→ **ENTRIES SUPPLIED**
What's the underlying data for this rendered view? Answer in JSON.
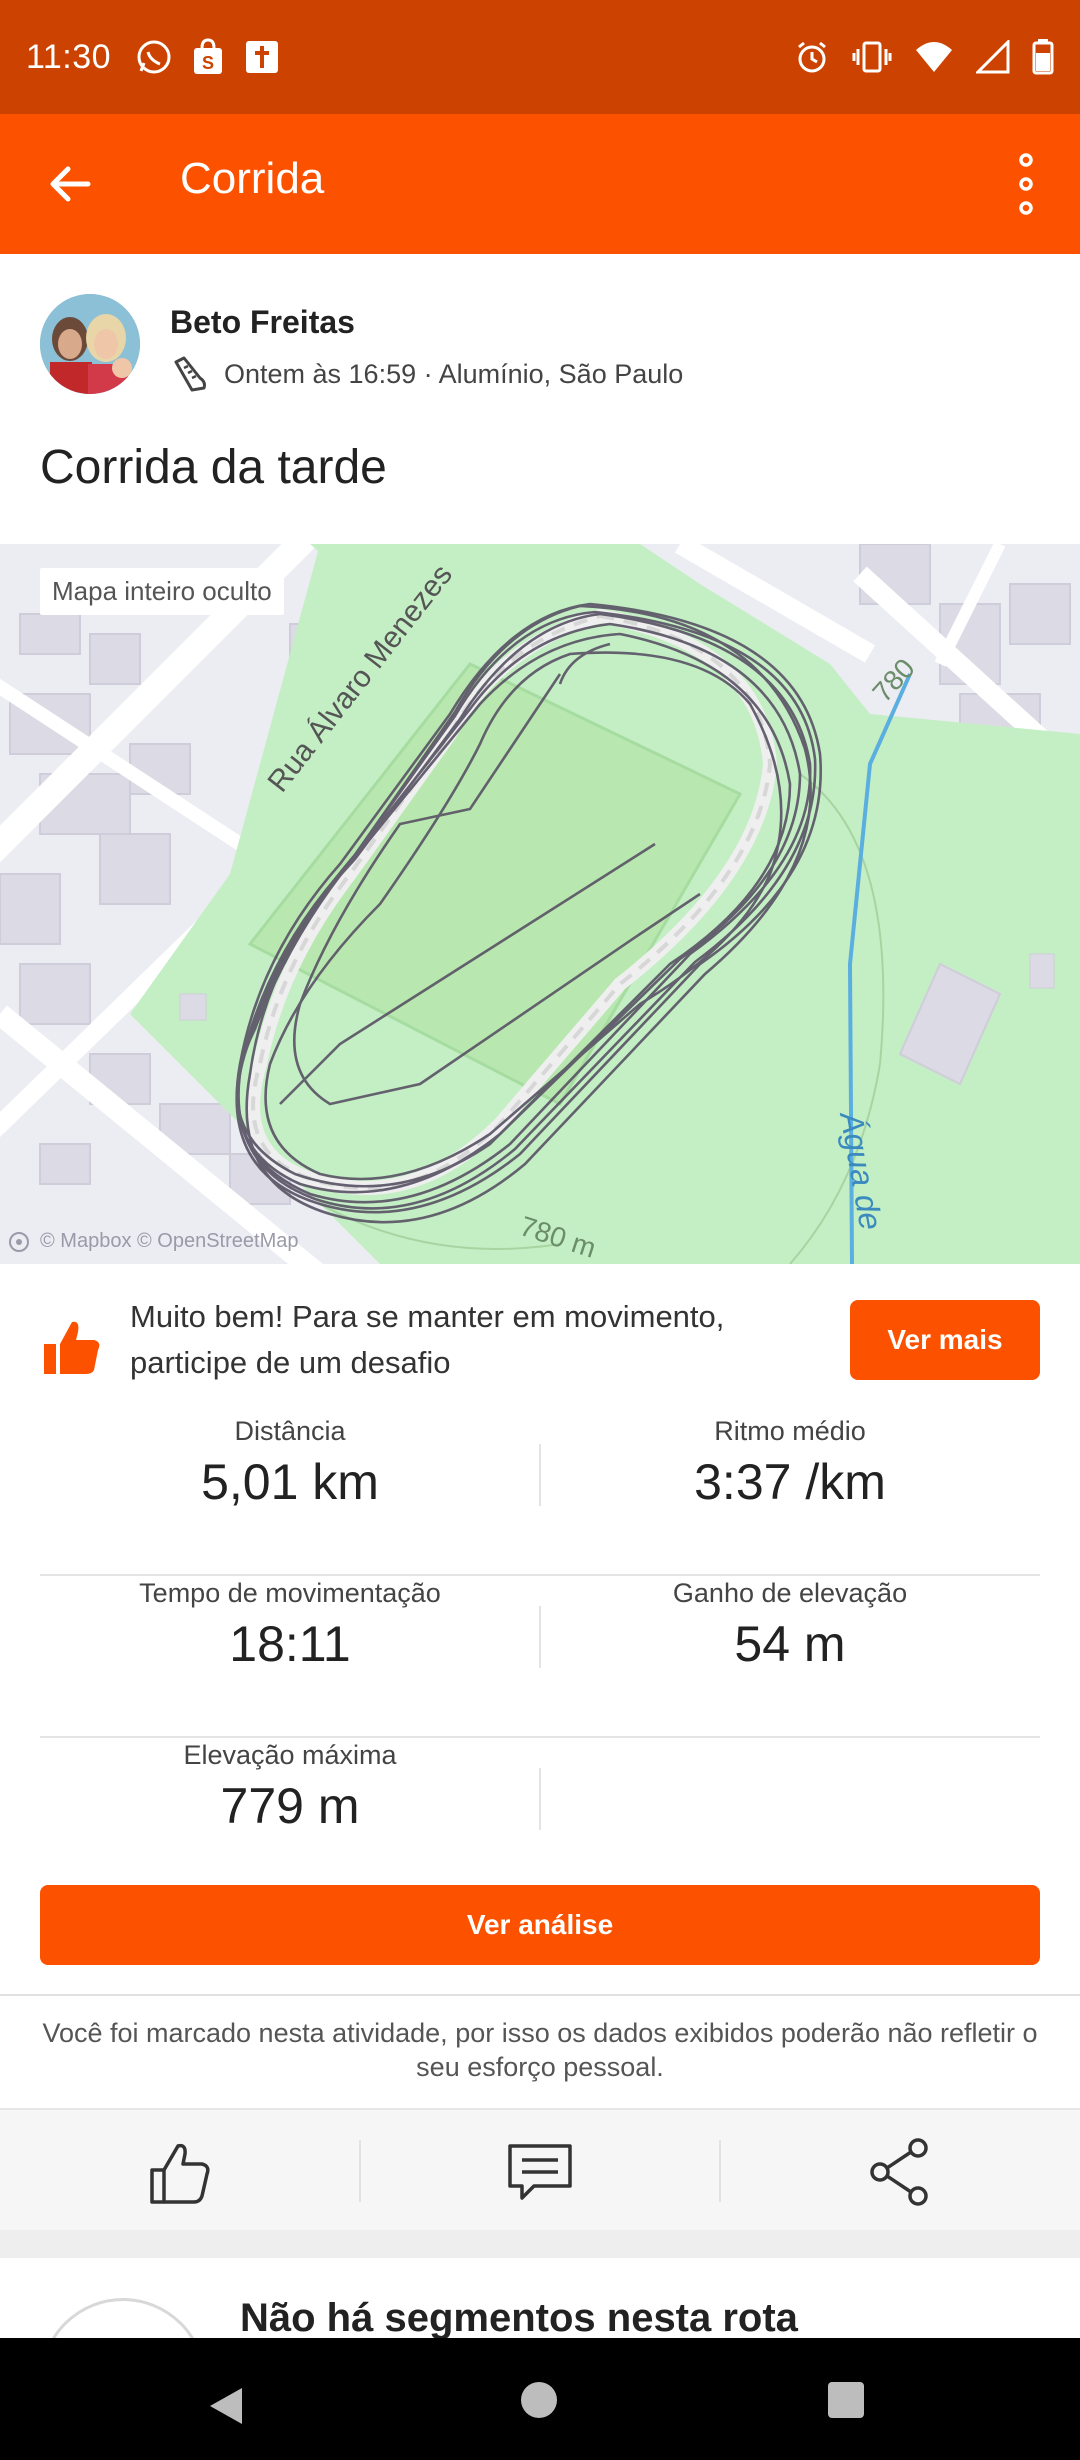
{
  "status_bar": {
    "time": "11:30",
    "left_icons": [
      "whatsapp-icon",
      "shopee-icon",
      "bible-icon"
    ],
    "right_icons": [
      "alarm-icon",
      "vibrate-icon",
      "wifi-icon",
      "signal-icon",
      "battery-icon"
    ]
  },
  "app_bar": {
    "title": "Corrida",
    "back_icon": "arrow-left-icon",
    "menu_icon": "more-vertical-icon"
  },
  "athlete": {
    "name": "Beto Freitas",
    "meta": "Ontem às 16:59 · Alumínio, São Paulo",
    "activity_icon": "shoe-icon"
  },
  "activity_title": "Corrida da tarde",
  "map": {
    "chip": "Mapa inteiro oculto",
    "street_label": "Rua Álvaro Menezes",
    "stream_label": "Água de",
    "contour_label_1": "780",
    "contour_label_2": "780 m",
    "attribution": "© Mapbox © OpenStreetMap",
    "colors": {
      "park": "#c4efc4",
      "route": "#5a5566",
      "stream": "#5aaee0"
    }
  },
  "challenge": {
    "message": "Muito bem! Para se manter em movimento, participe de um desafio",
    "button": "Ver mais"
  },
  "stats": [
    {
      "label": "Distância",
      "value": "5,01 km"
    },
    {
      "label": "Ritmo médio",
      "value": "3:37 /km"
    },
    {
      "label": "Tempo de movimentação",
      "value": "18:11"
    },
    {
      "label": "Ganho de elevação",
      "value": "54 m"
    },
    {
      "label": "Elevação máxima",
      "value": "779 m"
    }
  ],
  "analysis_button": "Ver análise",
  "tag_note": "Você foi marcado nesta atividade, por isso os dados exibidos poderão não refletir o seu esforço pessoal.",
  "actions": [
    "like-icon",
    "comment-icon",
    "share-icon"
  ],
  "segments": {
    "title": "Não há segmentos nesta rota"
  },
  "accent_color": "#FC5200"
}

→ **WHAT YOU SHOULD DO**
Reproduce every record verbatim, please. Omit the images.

→ **RESPONSE FOR THIS EXERCISE**
What's the underlying data for this rendered view? Answer in JSON.
{
  "status_bar": {
    "time": "11:30",
    "left_icons": [
      "whatsapp-icon",
      "shopee-icon",
      "bible-icon"
    ],
    "right_icons": [
      "alarm-icon",
      "vibrate-icon",
      "wifi-icon",
      "signal-icon",
      "battery-icon"
    ]
  },
  "app_bar": {
    "title": "Corrida",
    "back_icon": "arrow-left-icon",
    "menu_icon": "more-vertical-icon"
  },
  "athlete": {
    "name": "Beto Freitas",
    "meta": "Ontem às 16:59 · Alumínio, São Paulo",
    "activity_icon": "shoe-icon"
  },
  "activity_title": "Corrida da tarde",
  "map": {
    "chip": "Mapa inteiro oculto",
    "street_label": "Rua Álvaro Menezes",
    "stream_label": "Água de",
    "contour_label_1": "780",
    "contour_label_2": "780 m",
    "attribution": "© Mapbox © OpenStreetMap",
    "colors": {
      "park": "#c4efc4",
      "route": "#5a5566",
      "stream": "#5aaee0"
    }
  },
  "challenge": {
    "message": "Muito bem! Para se manter em movimento, participe de um desafio",
    "button": "Ver mais"
  },
  "stats": [
    {
      "label": "Distância",
      "value": "5,01 km"
    },
    {
      "label": "Ritmo médio",
      "value": "3:37 /km"
    },
    {
      "label": "Tempo de movimentação",
      "value": "18:11"
    },
    {
      "label": "Ganho de elevação",
      "value": "54 m"
    },
    {
      "label": "Elevação máxima",
      "value": "779 m"
    }
  ],
  "analysis_button": "Ver análise",
  "tag_note": "Você foi marcado nesta atividade, por isso os dados exibidos poderão não refletir o seu esforço pessoal.",
  "actions": [
    "like-icon",
    "comment-icon",
    "share-icon"
  ],
  "segments": {
    "title": "Não há segmentos nesta rota"
  },
  "accent_color": "#FC5200"
}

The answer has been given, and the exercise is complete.